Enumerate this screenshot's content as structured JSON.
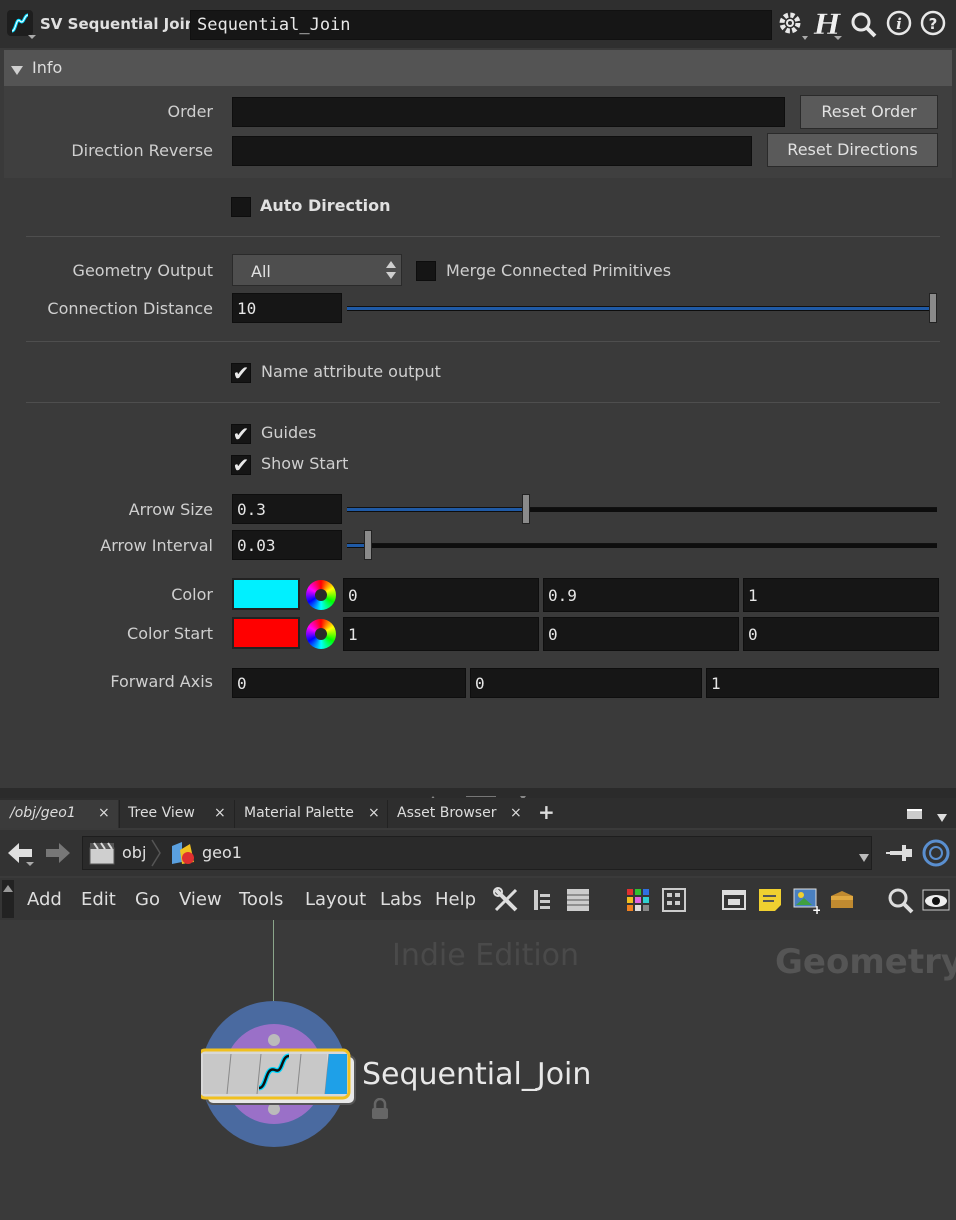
{
  "header": {
    "node_type": "SV Sequential Join",
    "node_name": "Sequential_Join"
  },
  "info": {
    "label": "Info"
  },
  "params": {
    "order": {
      "label": "Order",
      "value": "",
      "button": "Reset Order"
    },
    "direction_reverse": {
      "label": "Direction Reverse",
      "value": "",
      "button": "Reset Directions"
    },
    "auto_direction": {
      "label": "Auto Direction",
      "checked": false
    },
    "geometry_output": {
      "label": "Geometry Output",
      "value": "All"
    },
    "merge_connected": {
      "label": "Merge Connected Primitives",
      "checked": false
    },
    "connection_distance": {
      "label": "Connection Distance",
      "value": "10",
      "slider_fraction": 1.0
    },
    "name_attribute": {
      "label": "Name attribute output",
      "checked": true
    },
    "guides": {
      "label": "Guides",
      "checked": true
    },
    "show_start": {
      "label": "Show Start",
      "checked": true
    },
    "arrow_size": {
      "label": "Arrow Size",
      "value": "0.3",
      "slider_fraction": 0.3
    },
    "arrow_interval": {
      "label": "Arrow Interval",
      "value": "0.03",
      "slider_fraction": 0.03
    },
    "color": {
      "label": "Color",
      "swatch": "#00f0ff",
      "r": "0",
      "g": "0.9",
      "b": "1"
    },
    "color_start": {
      "label": "Color Start",
      "swatch": "#ff0000",
      "r": "1",
      "g": "0",
      "b": "0"
    },
    "forward_axis": {
      "label": "Forward Axis",
      "x": "0",
      "y": "0",
      "z": "1"
    }
  },
  "tabs": [
    {
      "label": "/obj/geo1"
    },
    {
      "label": "Tree View"
    },
    {
      "label": "Material Palette"
    },
    {
      "label": "Asset Browser"
    }
  ],
  "tab_close": "×",
  "tab_add": "+",
  "path": {
    "obj": "obj",
    "geo": "geo1"
  },
  "menu": [
    "Add",
    "Edit",
    "Go",
    "View",
    "Tools",
    "Layout",
    "Labs",
    "Help"
  ],
  "network": {
    "watermark": "Indie Edition",
    "context": "Geometry",
    "node_label": "Sequential_Join"
  },
  "icons": {
    "gear": "gear-icon",
    "houdini": "h-icon",
    "search": "search-icon",
    "info": "info-icon",
    "help": "help-icon",
    "lock": "lock-icon"
  }
}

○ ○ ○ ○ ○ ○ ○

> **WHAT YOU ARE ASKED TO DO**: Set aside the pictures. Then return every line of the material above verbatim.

> **TASK RESPONSE**:
Enumerate this screenshot's content as structured JSON.
{
  "header": {
    "node_type": "SV Sequential Join",
    "node_name": "Sequential_Join"
  },
  "info": {
    "label": "Info"
  },
  "params": {
    "order": {
      "label": "Order",
      "value": "",
      "button": "Reset Order"
    },
    "direction_reverse": {
      "label": "Direction Reverse",
      "value": "",
      "button": "Reset Directions"
    },
    "auto_direction": {
      "label": "Auto Direction",
      "checked": false
    },
    "geometry_output": {
      "label": "Geometry Output",
      "value": "All"
    },
    "merge_connected": {
      "label": "Merge Connected Primitives",
      "checked": false
    },
    "connection_distance": {
      "label": "Connection Distance",
      "value": "10",
      "slider_fraction": 1.0
    },
    "name_attribute": {
      "label": "Name attribute output",
      "checked": true
    },
    "guides": {
      "label": "Guides",
      "checked": true
    },
    "show_start": {
      "label": "Show Start",
      "checked": true
    },
    "arrow_size": {
      "label": "Arrow Size",
      "value": "0.3",
      "slider_fraction": 0.3
    },
    "arrow_interval": {
      "label": "Arrow Interval",
      "value": "0.03",
      "slider_fraction": 0.03
    },
    "color": {
      "label": "Color",
      "swatch": "#00f0ff",
      "r": "0",
      "g": "0.9",
      "b": "1"
    },
    "color_start": {
      "label": "Color Start",
      "swatch": "#ff0000",
      "r": "1",
      "g": "0",
      "b": "0"
    },
    "forward_axis": {
      "label": "Forward Axis",
      "x": "0",
      "y": "0",
      "z": "1"
    }
  },
  "tabs": [
    {
      "label": "/obj/geo1"
    },
    {
      "label": "Tree View"
    },
    {
      "label": "Material Palette"
    },
    {
      "label": "Asset Browser"
    }
  ],
  "tab_close": "×",
  "tab_add": "+",
  "path": {
    "obj": "obj",
    "geo": "geo1"
  },
  "menu": [
    "Add",
    "Edit",
    "Go",
    "View",
    "Tools",
    "Layout",
    "Labs",
    "Help"
  ],
  "network": {
    "watermark": "Indie Edition",
    "context": "Geometry",
    "node_label": "Sequential_Join"
  },
  "icons": {
    "gear": "gear-icon",
    "houdini": "h-icon",
    "search": "search-icon",
    "info": "info-icon",
    "help": "help-icon",
    "lock": "lock-icon"
  }
}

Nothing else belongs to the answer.